A quick aside on creating films

This was another huge learning opportunity, and forced me to ask different questions and make new choices. I wondered about how "fancy" to go with editing and splicing clips together, having projected on 3 different sites around the Flats (the white construction hoarding of the LRT station, an NCC exhibit about Flats industrial history, and an electrical box at the intersection of the parkway built as part of the Greber Plan after the expropriation and demolition.) In the end, I decided to keep it simple to maintain the integrity of the loop of paintings and footage I had created.

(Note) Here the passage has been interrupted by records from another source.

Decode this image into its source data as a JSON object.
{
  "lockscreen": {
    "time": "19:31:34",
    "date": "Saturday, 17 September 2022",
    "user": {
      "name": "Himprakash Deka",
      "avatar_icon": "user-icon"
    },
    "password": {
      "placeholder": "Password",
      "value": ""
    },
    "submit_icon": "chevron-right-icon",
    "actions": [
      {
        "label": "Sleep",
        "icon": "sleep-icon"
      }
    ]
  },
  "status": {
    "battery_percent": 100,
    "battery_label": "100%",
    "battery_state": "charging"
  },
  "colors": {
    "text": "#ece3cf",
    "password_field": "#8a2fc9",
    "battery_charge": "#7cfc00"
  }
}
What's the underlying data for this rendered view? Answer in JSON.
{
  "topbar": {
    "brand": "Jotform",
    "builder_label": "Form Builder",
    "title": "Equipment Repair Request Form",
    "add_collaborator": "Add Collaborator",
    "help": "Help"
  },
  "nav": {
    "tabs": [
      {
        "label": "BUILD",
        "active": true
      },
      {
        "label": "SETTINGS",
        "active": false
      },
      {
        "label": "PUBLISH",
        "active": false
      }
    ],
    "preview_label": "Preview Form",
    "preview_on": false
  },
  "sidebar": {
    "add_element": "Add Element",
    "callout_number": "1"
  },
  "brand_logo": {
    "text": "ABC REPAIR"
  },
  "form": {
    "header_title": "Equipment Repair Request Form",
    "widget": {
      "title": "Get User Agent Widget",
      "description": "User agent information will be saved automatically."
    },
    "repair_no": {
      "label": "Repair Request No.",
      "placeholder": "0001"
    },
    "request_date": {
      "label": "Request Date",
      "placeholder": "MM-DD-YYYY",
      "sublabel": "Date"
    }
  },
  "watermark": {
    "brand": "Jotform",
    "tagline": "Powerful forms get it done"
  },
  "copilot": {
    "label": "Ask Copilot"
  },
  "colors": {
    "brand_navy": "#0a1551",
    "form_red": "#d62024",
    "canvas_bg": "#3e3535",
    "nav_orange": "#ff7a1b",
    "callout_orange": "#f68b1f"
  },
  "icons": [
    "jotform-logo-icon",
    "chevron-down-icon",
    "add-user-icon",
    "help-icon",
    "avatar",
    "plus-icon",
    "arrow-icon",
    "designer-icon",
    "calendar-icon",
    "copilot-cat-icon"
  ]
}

The video also got some text at the intro and credits at the conclusion in case it is ever seen separately from the website.

Failures and conclusions

Wondering about the potential failures and shortcomings of this project probably won't end with the end of this term, especially as I plan to continue to develop this project. I am a bit insecure about a lack of "history work" visible on the site, or in this notebook. Is the project shallow? Conceiving of it as a work-in-progress helps with this. I think the process of digital public history making will always challenge training too - that it's imperative to have thorough research and documentation before putting anything "out there" is a hard thing to get over. It's been clear though, through this course and other work in digital humanities at Carleton this year, that openness (early!) is always worthwhile. I am also wondering about the community engagement/participation part, but will deal with that in the same way - this is a work-in-progress. The openness through devlogs, this paradata, and accessibility through the contact page is helpful in addressing this concern too. A final thought that I'm still rolling around is about nostalgia - is the project built on it? Is that a bad thing? I don't necessarily think so, but this speaks again to the conflict / juncture of art and public history, and nagging questions about what's "allowed" or not... Picturing Lebreton Flats has certainly given me the chance to develop tons of new skills, explore new avenues of digital making, and reflect on what it all means.